The women and children were killed after coming under fire on a remote dirt road east of La Mora, which lies 80 miles (130 km) south of the U.S.-Mexico border, as they drove in three vehicles toward the neighboring state of Chihuahua.
Three Mexicans who work with families in La Mora said only four of the community's 34 homes remain occupied.
Those who left are staying in the United States with family and friends or in a few cases, second homes.
Howard Miller, husband of Rhonita Miller LeBaron, one of the mothers killed in the attack, headed to North Dakota to be with family there, according to Rhonita's father, Adrian LeBaron.
Langford said his family has a strong presence in both the Phoenix area of Arizona and around Salt Lake City, Utah.
Some leaving La Mora are going to Colonia LeBaron, a larger community with more resources and security in neighboring Chihuahua state, said Julian LeBaron, a relative of the victims.
After the massacre, U.S. President Donald Trump offered Mexico help in wiping out drug gangs. Mexico accepted, asking the Federal Bureau of Investigation to assist with the probe.
When asked about reports that a convoy of several dozen FBI vehicles had entered Mexico, Foreign Minister Marcelo Ebrard told a news conference that some experts were working in ballistics, and others were likely at work on other aspects of the case.
Ebrard said Mexico turned to the FBI due the victims' dual citizenship. The cooperation is also an opportunity for Mexico to check the origin of the guns used in the attack, he said.
The U.S. agents must work in tandem with their Mexican counterparts and will not be armed.

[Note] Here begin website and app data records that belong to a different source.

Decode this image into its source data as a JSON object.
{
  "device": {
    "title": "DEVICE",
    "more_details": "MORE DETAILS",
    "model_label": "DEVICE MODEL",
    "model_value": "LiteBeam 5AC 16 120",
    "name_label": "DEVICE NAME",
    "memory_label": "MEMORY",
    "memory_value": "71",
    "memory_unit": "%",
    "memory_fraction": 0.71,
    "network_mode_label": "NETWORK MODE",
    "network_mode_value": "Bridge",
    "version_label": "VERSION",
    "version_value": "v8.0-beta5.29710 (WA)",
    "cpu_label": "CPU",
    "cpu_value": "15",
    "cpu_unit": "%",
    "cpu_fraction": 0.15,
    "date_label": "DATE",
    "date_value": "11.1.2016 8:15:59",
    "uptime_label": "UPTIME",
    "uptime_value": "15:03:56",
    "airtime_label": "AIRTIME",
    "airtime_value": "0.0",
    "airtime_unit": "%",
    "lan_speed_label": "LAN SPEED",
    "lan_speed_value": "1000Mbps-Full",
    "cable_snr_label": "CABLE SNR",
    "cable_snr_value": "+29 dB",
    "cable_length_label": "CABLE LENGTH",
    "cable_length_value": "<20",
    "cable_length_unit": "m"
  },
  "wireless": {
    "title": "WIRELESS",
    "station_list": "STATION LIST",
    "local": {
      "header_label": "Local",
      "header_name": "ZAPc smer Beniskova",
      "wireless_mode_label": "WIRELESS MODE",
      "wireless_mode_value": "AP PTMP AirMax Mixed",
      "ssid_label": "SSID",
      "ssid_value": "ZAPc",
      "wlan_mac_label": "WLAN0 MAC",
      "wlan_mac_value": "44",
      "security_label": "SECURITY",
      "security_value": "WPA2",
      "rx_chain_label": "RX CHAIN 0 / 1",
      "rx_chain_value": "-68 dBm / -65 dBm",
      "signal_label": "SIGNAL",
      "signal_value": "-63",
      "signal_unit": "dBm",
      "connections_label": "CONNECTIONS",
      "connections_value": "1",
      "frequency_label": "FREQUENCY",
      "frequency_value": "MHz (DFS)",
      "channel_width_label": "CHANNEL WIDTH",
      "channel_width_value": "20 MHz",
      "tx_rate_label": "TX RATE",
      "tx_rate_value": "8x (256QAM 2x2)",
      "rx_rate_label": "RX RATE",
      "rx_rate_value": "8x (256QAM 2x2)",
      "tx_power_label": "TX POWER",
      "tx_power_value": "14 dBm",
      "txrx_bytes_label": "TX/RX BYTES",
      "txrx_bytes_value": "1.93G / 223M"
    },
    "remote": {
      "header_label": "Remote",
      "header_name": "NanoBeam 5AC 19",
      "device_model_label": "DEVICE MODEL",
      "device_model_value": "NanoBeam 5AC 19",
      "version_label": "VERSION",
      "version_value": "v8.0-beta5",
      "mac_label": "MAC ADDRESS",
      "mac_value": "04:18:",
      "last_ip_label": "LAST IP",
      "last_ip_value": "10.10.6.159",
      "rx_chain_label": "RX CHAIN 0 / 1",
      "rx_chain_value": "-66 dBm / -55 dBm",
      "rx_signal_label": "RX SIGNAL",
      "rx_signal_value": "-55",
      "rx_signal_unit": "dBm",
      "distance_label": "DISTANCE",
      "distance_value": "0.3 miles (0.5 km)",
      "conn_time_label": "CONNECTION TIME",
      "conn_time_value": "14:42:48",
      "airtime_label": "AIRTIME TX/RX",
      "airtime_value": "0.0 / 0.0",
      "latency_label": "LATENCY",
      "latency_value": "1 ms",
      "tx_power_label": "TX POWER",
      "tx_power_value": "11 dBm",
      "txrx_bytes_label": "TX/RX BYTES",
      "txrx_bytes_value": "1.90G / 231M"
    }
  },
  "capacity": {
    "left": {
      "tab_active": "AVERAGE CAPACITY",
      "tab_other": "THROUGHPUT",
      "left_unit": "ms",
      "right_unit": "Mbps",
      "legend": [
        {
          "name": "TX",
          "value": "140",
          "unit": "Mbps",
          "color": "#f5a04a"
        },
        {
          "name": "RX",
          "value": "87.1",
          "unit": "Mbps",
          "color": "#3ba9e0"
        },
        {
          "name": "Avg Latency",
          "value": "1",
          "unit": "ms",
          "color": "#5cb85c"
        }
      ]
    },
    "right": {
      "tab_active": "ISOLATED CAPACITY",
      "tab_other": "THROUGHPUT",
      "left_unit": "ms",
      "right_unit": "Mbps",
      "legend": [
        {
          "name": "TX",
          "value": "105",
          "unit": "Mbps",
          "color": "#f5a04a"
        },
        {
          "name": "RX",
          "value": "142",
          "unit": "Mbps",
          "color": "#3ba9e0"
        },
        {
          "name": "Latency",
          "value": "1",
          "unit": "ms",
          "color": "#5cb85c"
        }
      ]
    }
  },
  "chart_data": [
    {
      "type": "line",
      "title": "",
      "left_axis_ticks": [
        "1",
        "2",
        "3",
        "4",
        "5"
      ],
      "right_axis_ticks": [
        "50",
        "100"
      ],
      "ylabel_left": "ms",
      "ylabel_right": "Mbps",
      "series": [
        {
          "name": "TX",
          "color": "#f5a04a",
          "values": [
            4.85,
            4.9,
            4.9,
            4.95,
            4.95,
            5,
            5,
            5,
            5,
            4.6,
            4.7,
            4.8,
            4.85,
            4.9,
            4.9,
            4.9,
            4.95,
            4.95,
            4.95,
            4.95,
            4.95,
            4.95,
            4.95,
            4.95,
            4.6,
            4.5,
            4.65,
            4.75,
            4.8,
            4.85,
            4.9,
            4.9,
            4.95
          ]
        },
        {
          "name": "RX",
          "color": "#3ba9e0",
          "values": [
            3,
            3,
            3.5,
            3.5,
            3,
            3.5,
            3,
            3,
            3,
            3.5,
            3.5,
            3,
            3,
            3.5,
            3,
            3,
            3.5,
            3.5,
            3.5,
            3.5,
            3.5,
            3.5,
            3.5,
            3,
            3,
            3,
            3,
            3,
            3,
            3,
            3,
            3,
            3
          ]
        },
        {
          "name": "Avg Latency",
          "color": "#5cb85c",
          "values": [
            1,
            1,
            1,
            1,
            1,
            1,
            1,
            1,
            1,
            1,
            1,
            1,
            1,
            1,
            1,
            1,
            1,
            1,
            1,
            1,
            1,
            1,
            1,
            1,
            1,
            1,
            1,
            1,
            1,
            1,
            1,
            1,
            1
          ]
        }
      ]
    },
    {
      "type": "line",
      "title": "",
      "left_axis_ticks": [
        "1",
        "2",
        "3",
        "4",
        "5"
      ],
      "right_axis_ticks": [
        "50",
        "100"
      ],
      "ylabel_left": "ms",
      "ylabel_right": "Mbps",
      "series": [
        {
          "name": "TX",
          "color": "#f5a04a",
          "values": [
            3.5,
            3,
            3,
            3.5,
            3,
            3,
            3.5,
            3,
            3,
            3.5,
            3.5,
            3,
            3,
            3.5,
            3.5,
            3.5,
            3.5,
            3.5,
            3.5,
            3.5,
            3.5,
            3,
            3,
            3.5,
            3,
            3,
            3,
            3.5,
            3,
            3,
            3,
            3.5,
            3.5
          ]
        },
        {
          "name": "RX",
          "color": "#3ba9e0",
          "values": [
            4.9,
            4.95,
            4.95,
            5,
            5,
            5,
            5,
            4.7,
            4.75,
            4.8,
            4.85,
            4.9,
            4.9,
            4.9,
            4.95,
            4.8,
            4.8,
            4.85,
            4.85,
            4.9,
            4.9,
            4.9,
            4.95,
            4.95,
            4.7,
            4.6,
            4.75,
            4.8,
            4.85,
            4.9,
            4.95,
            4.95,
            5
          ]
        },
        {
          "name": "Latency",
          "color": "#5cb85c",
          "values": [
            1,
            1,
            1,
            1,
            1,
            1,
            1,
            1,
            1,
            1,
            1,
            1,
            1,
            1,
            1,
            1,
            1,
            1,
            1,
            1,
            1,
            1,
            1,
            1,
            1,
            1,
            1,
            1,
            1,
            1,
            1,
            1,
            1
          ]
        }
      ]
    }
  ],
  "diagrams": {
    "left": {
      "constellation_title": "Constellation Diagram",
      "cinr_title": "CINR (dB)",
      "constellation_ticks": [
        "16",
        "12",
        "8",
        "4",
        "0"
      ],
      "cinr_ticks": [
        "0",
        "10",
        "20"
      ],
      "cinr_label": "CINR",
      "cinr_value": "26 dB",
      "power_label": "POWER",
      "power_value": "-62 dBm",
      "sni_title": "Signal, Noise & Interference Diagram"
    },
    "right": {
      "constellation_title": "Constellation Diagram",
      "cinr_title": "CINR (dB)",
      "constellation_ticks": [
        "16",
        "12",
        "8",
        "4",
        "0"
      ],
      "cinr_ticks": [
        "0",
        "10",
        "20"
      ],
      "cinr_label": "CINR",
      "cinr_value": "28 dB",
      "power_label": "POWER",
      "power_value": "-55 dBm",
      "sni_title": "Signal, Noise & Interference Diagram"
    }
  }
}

(Reporting by Andrew Hay in Albuquerque, N.M., and Lizbeth Diaz in Mexico City; writing by Julia Love)